Joe Hanchrow keeps his string bass, bass guitar and tuba in gig bags in his laundry room. That is also where he keeps crunchy dog food, in a bag enclosed in a garbage can. One day he unzipped his string bass and heard a rattling sound inside. Looking through an f-hole with a flashlight, he saw a dozen or so pieces of dog food inside the bass. With his wife’s help, he shook the dog food out through the f-holes. A few days later, there were twice as many pieces of dog food in the bass. He emptied it again, and moved the instrument to a different part of the house.

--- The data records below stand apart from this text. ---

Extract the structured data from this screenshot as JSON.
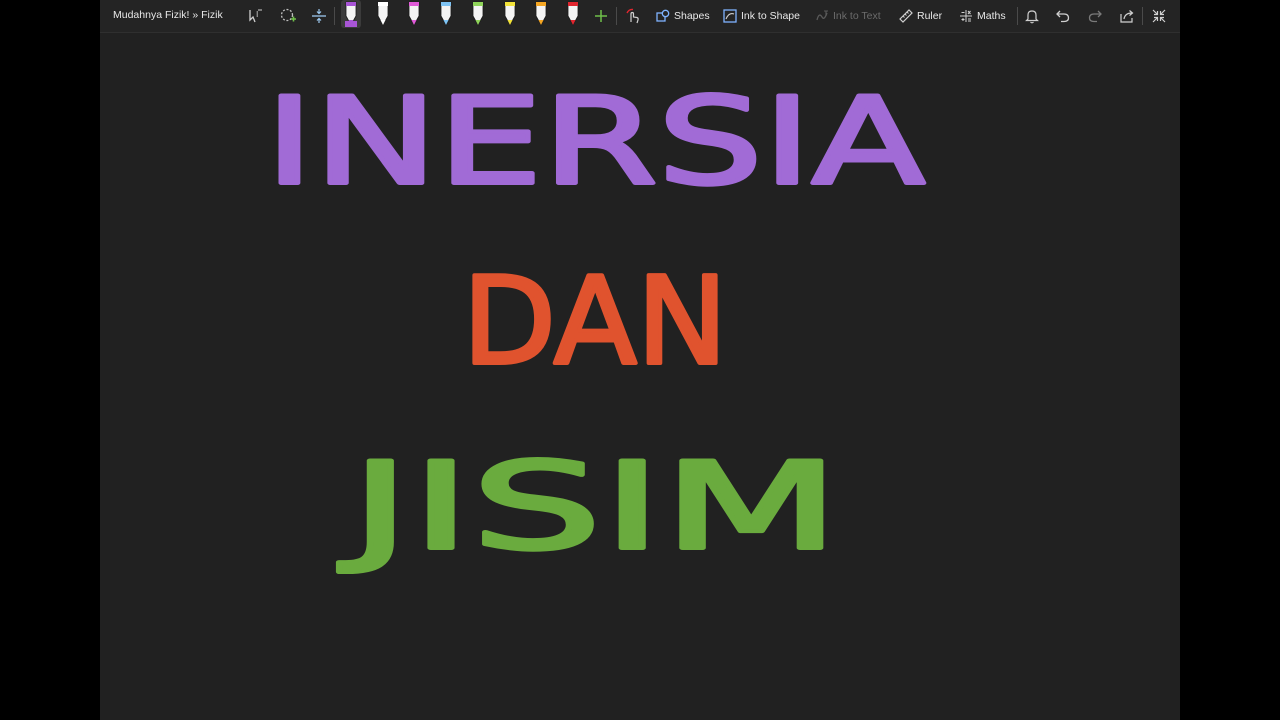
{
  "toolbar": {
    "breadcrumb": "Mudahnya Fizik! » Fizik",
    "shapes_label": "Shapes",
    "ink_to_shape_label": "Ink to Shape",
    "ink_to_text_label": "Ink to Text",
    "ruler_label": "Ruler",
    "maths_label": "Maths",
    "pens": [
      {
        "name": "pen-purple",
        "color": "#a855d6",
        "selected": true
      },
      {
        "name": "pen-white",
        "color": "#ffffff"
      },
      {
        "name": "pen-pink",
        "color": "#e05bd8"
      },
      {
        "name": "pen-lightblue",
        "color": "#7fc4f5"
      },
      {
        "name": "pen-lightgreen",
        "color": "#8fd45a"
      },
      {
        "name": "pen-yellow",
        "color": "#f2e33a"
      },
      {
        "name": "pen-orange",
        "color": "#f5a623"
      },
      {
        "name": "pen-red",
        "color": "#e0262f"
      }
    ]
  },
  "canvas": {
    "lines": [
      {
        "text": "INERSIA",
        "color": "#a16bd6"
      },
      {
        "text": "DAN",
        "color": "#e0532e"
      },
      {
        "text": "JISIM",
        "color": "#6aab3e"
      }
    ]
  }
}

A couple of days later, Joe got his tuba out to warm it up for a gig, and couldn’t center his notes. When he rotated the horn to put it down, he heard that rattling sound again. He found over thirty pieces of dog food inside the horn. It took him quite a while to get it all out.
Joe figures the mice in the house had been getting into the garbage can, into the sack of dog food, and carrying each piece to the bass and tuba, slipping into the zippered cases and hiding the food inside the instruments. Joe has moved the dog food container outside on the driveway, and is waiting to see if the mice have any further plans for his bass and tuba.
Violinist Joe Gallo called from Williamstown, Mass, where he and his wife Barbara now live, to give me a story from his days in New York with Lester Lanin. They were playing an affair at the Plaza Hotel during the Clinton administration, and there was a great stir when it was announced that the president was about to enter the room. Lanin had the orchestra play “Hail to the Chief,” according to protocol. But then, someone rushed up to the bandstand and told Lanin that the vice president was also about to come in. Lanin panicked. He asked his musicians, “What do you play for the vice president?” One of the trumpet players quipped, “Play the same thing, a half tone lower.”
Wikipedia says that the appropriate music for the vice president is “Hail Columbia.” But Joe, who says he misses the wit of club date musicians, would still like to know the name of that trumpet player.
Herb Gardner passed this one along to me:
Dan Levinson thought Stan Rubin sounded a little strange on the phone, so he asked, “Stan, are you O.K.?” Stan replied, “Of course not! I’m in the music business; how could I be O.K.?”
Tony Middleton sent me a story he got from a Web site, about trumpeter Bob Carey. Bob said that one day Billy May was walking by the Westlake school in California and heard a big band rehearsing inside. He stopped and listened, then walked into the school, found the band, and leaned over and corrected a note on the second alto part.
Jonathan Tunick met Arthur Schwartz’s younger son Paul at a party. The son told Tunick that his father had composed “Dancing In the Dark” in as much time as it took to play it through on the piano. “If that’s so,” asked Tunick, “how come it’s taken me 50 years to figure out the chord changes?”
Here is some advice attributed to Thelonious Monk, transcribed by Steve Lacy (1960) and posted on the Internet by Shaun Usher:
Just because you’re not a drummer, doesn’t mean you don’t have to keep time.
Pat your foot & sing the melody in your head, when you play.
Stop playing all those weird notes (that B.S.): play the melody!
Make the drummer sound good.
You’ve got to dig it to dig it, you dig?
Don’t play the piano part, i’m playing that. Don’t listen to me. I’m supposed to be accompanying you!
The inside of the tune (the bridge) is the part that makes the outside sound good.
Don’t play everything (or every time); let some things go by. Some music just imagined. What you don’t play can be more important that what you do.
Always leave them wanting more.
A note can be small as a pin or as big as the world, it depends on your imagination.
Stay in shape! Sometimes a musician waits for a gig, and when it comes, he’s out of shape and can’t make it.
When you’re swinging, swing some more!
Don’t sound anybody for a gig, just be on the scene.
These pieces were written so as to have something to play, and to get cats interested enough to come to rehearsal.
(To a drummer who didn’t want to solo): You’ve got it! If you don’t want to play, tell a joke or dance, but in any case, you got it!
Whatever you think can’t be done, somebody will come along and do it.
A genius is the one most like himself.